While our March Music Madness bracket is meant to be fun musical discovery for listeners of all ages, it can be an especially good resource for home enrichment.
In light of school closures and more families seeking home learning, we want to pass along some curriculum materials that we built for the March Music Madness program. While they’re fun for all ages, these specific sheets were designed for middle-school students.
This year’s bracket included music for wind ensemble, and last year we featured orchestral music. Both of them include 32 pieces, all matched up for some thematic similarity. We have attached both here. Even though last year’s tournament is over, and this year’s is down to the final four, there’s no reason your family can’t have their own tournament at home.
Click on either year to download a PDF printable bracket.
All of these pieces are an opportunity for active listening. We created a listening guide that can actually be used for any piece of music; it doesn’t even just have to be classical.
And this is a great opportunity to take a closer look at a favorite composer, or one who you just discovered. So, with this next page, use the template to draw your new favorite composer, and fill in some fun facts. Do several and build a composer hall of fame! Hint: you can also use this worksheet for any composer, whether they are in the bracket or not.
Click on the text to download a free printable color-a-composer worksheet.
There are many other resources available online for music learning.
- WGUC in Cincinnati has a podcast called Classics for Kids. They have lesson plans on their website, as well as interactive games.
- WQXR has also begun a listening program on their website, with contributions from kids shared daily on their Instagram.
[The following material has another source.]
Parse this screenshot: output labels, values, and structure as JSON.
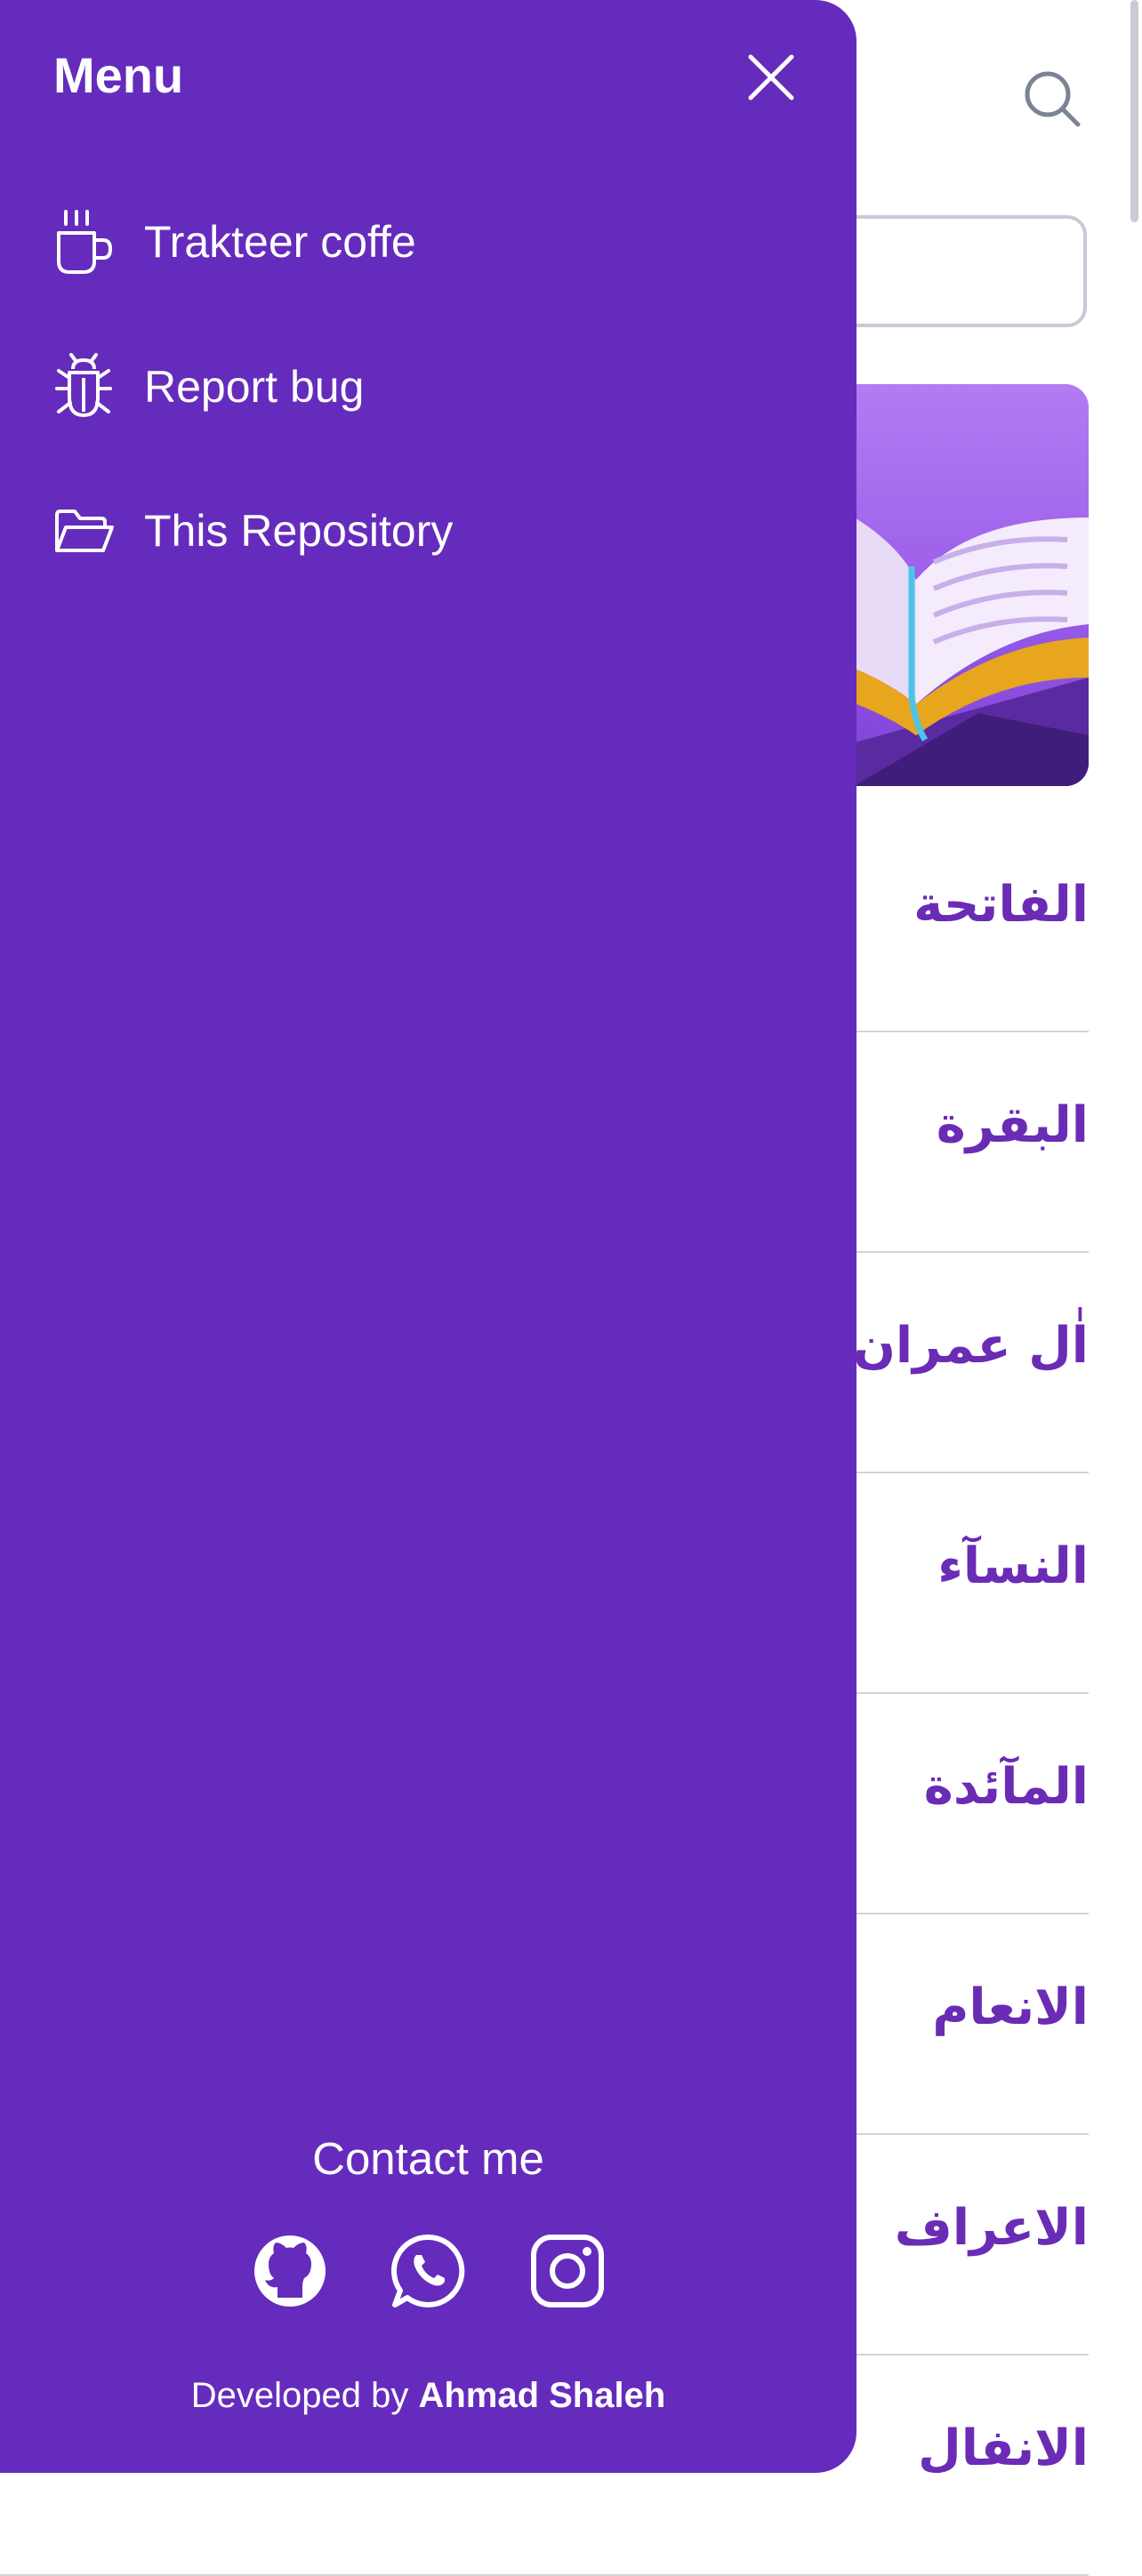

- WUOL in Louisville has a podcast called The Music Box, which teaches the fundamentals of music to kids.